[Excerpts from an interface dataset]
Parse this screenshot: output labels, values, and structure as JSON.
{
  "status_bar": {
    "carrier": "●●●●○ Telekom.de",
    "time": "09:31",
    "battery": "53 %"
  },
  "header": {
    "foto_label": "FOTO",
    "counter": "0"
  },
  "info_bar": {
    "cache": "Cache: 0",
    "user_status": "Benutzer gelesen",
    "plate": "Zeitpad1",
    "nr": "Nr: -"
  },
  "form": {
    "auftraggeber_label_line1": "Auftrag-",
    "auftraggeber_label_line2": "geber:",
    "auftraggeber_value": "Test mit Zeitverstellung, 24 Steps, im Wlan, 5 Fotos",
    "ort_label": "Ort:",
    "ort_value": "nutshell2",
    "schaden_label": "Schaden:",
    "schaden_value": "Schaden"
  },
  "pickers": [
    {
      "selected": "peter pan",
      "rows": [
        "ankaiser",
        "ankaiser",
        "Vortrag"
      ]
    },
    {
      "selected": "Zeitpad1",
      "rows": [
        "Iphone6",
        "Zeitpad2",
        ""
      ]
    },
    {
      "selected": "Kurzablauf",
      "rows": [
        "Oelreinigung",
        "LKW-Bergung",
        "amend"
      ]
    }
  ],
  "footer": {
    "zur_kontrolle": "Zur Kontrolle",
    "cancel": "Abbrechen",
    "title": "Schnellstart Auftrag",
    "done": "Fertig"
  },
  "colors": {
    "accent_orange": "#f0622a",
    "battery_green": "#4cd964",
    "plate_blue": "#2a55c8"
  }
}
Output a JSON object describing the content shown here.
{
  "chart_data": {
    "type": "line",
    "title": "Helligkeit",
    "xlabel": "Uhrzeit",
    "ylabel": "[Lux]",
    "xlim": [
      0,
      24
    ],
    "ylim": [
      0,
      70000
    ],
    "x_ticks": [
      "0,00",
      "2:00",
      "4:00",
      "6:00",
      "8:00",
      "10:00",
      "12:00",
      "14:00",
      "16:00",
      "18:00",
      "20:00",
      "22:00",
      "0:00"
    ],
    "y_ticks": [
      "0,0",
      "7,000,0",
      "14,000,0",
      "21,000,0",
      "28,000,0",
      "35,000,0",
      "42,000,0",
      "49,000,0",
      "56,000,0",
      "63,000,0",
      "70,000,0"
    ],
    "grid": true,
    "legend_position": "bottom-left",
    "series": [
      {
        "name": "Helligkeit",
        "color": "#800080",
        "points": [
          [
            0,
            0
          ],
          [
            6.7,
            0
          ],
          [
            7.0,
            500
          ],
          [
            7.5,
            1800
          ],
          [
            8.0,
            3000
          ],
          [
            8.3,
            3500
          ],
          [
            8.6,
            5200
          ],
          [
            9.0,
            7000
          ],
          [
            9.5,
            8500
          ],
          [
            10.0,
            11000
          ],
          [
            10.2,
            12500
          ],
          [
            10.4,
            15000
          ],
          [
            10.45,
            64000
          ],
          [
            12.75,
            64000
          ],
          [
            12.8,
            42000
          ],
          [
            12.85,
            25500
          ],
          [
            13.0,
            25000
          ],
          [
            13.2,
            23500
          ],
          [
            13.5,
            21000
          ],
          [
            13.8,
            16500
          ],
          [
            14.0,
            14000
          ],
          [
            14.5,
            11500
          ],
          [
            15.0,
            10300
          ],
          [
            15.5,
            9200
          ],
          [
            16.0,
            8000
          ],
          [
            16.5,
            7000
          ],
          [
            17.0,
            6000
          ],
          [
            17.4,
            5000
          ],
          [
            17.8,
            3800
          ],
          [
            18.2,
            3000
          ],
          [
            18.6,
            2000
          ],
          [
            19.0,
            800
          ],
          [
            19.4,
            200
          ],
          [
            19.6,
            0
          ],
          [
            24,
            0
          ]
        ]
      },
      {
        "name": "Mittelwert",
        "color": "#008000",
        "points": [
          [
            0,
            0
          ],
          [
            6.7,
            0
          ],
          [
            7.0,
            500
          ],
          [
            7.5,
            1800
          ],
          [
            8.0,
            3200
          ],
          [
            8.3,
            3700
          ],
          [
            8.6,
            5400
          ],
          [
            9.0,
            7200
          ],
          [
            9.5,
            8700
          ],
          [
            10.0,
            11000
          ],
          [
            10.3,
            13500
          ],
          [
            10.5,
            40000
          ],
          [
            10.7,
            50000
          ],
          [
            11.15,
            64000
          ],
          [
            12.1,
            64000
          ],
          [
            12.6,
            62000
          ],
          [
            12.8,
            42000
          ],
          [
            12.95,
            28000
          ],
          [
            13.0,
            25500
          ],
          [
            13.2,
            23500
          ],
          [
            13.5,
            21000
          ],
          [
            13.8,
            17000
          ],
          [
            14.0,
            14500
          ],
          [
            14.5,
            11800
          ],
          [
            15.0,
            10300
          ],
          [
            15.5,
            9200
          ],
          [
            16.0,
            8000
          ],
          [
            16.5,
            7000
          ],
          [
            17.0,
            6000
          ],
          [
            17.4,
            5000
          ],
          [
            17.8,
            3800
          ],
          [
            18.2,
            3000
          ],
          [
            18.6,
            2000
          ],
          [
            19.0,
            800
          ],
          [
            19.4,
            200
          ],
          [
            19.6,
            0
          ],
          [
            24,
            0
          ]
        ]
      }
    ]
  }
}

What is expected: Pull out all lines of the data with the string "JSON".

Task solution:
Parse this screenshot: output labels, values, and structure as JSON.
Output a JSON object describing the content shown here.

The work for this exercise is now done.